BEGIN DATASET EXCERPTS

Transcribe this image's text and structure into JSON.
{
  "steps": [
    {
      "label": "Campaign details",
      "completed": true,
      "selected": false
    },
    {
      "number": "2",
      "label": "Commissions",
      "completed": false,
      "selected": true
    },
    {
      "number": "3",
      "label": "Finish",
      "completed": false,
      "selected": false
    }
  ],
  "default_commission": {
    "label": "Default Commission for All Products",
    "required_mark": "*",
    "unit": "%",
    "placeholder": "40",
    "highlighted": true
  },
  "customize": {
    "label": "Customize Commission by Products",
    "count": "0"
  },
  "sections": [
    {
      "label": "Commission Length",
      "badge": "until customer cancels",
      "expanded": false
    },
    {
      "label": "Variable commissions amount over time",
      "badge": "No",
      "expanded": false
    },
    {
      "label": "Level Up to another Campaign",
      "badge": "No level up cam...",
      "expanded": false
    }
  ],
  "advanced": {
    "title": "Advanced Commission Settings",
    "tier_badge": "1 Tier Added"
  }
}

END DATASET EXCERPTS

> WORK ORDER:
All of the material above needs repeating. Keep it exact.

> ANSWER TO THIS TASK:
Transcribe this image's text and structure into JSON.
{
  "steps": [
    {
      "label": "Campaign details",
      "completed": true,
      "selected": false
    },
    {
      "number": "2",
      "label": "Commissions",
      "completed": false,
      "selected": true
    },
    {
      "number": "3",
      "label": "Finish",
      "completed": false,
      "selected": false
    }
  ],
  "default_commission": {
    "label": "Default Commission for All Products",
    "required_mark": "*",
    "unit": "%",
    "placeholder": "40",
    "highlighted": true
  },
  "customize": {
    "label": "Customize Commission by Products",
    "count": "0"
  },
  "sections": [
    {
      "label": "Commission Length",
      "badge": "until customer cancels",
      "expanded": false
    },
    {
      "label": "Variable commissions amount over time",
      "badge": "No",
      "expanded": false
    },
    {
      "label": "Level Up to another Campaign",
      "badge": "No level up cam...",
      "expanded": false
    }
  ],
  "advanced": {
    "title": "Advanced Commission Settings",
    "tier_badge": "1 Tier Added"
  }
}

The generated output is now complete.